Among the entries that follow, find every line with the word "JSON" and copy it.

-- AVAILABLE DATA follows --

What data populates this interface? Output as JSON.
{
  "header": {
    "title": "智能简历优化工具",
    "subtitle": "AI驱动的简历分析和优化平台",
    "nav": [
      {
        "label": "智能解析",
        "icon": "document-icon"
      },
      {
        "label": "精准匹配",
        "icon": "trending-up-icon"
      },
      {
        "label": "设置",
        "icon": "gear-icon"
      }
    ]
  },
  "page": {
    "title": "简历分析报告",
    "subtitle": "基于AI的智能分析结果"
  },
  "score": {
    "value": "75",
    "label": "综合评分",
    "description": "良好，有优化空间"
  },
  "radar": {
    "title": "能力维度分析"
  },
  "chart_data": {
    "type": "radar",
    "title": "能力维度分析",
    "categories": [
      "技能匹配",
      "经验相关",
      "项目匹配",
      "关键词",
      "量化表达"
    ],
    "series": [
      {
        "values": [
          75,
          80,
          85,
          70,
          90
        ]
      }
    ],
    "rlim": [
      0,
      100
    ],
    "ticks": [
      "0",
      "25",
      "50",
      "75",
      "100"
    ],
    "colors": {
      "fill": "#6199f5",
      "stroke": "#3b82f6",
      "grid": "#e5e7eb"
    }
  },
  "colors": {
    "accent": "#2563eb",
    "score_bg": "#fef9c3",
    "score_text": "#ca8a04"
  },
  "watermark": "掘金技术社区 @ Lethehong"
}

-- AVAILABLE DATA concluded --
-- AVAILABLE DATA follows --

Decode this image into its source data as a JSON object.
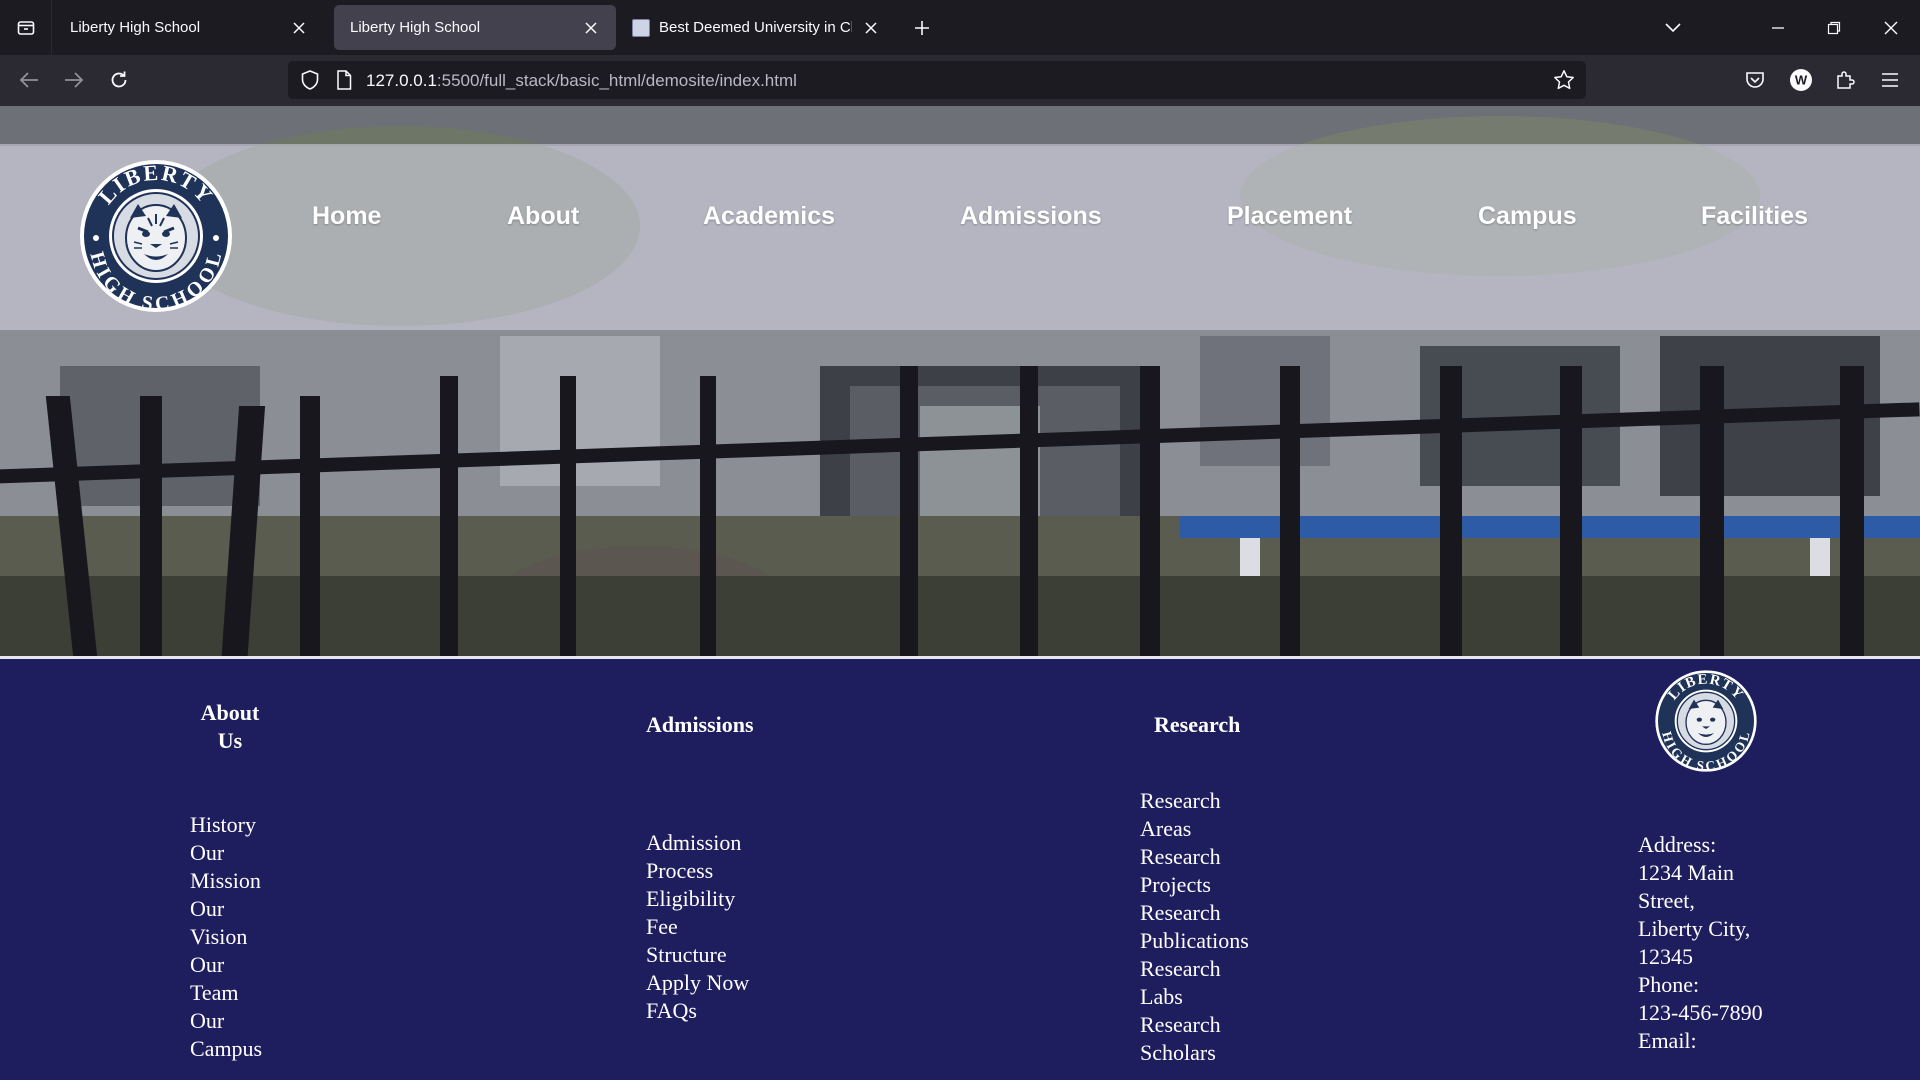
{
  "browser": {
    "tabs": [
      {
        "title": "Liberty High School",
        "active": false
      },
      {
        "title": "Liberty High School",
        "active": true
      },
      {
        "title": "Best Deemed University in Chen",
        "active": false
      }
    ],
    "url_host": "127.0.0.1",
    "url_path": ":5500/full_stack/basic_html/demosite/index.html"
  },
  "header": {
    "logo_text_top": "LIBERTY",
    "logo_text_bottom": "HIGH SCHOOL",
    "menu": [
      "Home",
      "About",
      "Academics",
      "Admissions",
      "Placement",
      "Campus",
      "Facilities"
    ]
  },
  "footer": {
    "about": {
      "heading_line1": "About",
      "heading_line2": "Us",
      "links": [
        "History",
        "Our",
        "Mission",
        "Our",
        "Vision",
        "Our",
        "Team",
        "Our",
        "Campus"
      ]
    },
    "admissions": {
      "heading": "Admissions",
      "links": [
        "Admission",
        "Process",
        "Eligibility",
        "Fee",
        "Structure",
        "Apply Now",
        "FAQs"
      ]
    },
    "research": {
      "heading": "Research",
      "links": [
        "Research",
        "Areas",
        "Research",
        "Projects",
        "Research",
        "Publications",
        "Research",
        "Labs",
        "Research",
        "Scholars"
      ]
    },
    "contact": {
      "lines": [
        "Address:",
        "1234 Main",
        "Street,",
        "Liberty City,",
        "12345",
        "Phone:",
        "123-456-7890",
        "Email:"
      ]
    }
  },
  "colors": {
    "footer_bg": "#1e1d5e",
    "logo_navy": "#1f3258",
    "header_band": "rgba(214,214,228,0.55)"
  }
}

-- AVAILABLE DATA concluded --
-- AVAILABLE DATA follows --

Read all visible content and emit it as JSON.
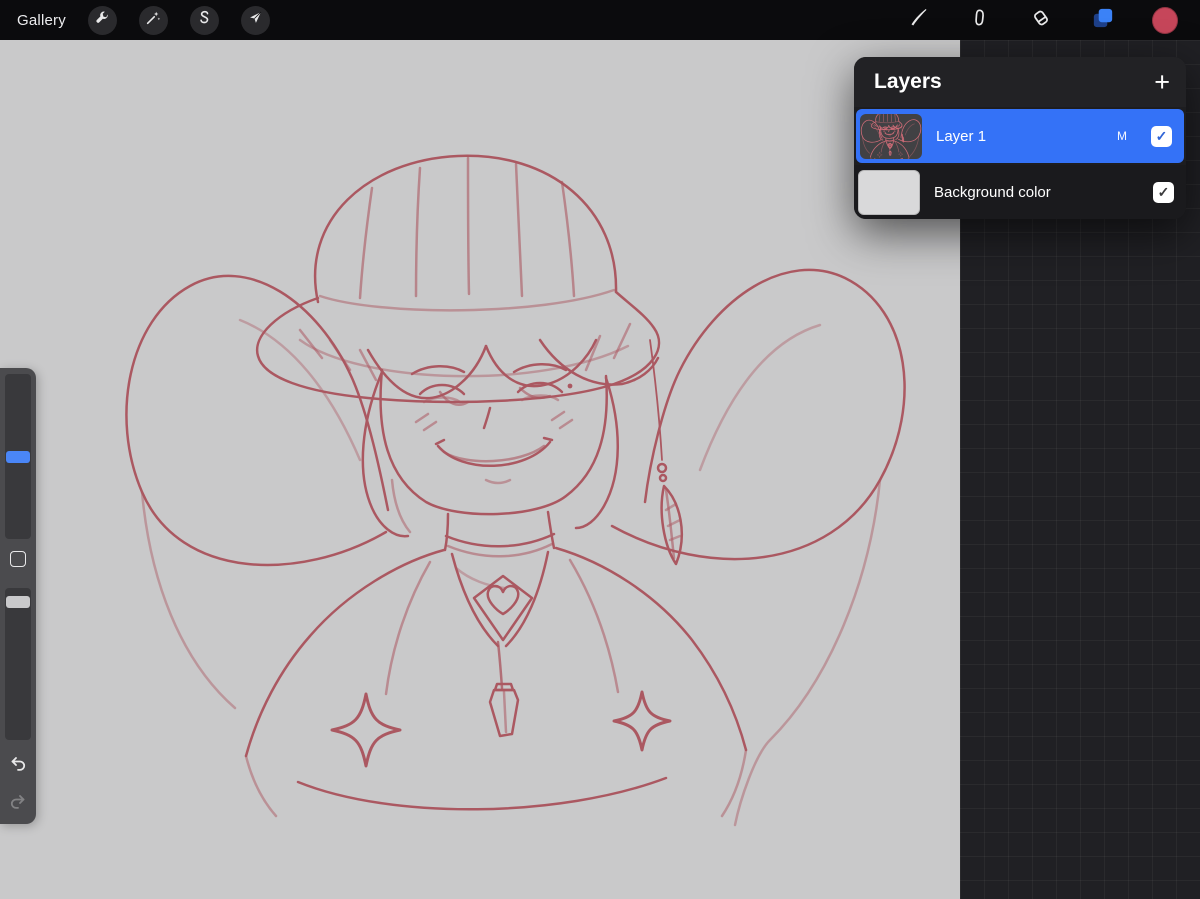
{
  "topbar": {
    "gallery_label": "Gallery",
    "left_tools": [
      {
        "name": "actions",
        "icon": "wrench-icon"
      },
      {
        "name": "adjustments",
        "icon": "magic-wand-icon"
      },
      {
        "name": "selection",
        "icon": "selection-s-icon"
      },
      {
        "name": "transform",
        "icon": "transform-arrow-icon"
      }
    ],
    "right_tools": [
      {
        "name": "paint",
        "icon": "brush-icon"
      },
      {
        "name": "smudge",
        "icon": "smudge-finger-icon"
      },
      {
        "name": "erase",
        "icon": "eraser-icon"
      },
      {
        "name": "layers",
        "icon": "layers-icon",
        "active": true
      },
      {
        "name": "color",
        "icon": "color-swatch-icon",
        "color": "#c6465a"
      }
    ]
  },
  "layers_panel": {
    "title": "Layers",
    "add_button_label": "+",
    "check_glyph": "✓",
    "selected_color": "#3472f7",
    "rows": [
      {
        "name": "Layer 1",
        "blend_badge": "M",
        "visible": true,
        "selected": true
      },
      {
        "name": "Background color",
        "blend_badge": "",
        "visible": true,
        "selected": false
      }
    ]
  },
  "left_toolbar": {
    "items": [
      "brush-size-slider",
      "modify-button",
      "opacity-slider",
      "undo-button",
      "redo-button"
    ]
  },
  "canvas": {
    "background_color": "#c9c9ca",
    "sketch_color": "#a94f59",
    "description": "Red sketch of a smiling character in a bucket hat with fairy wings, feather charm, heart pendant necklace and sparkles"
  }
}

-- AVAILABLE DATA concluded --

(REPLY TO THE EXERCISE):
What data populates this interface? Output as JSON.
Decode this image into its source data as a JSON object.
Read all visible content and emit it as JSON.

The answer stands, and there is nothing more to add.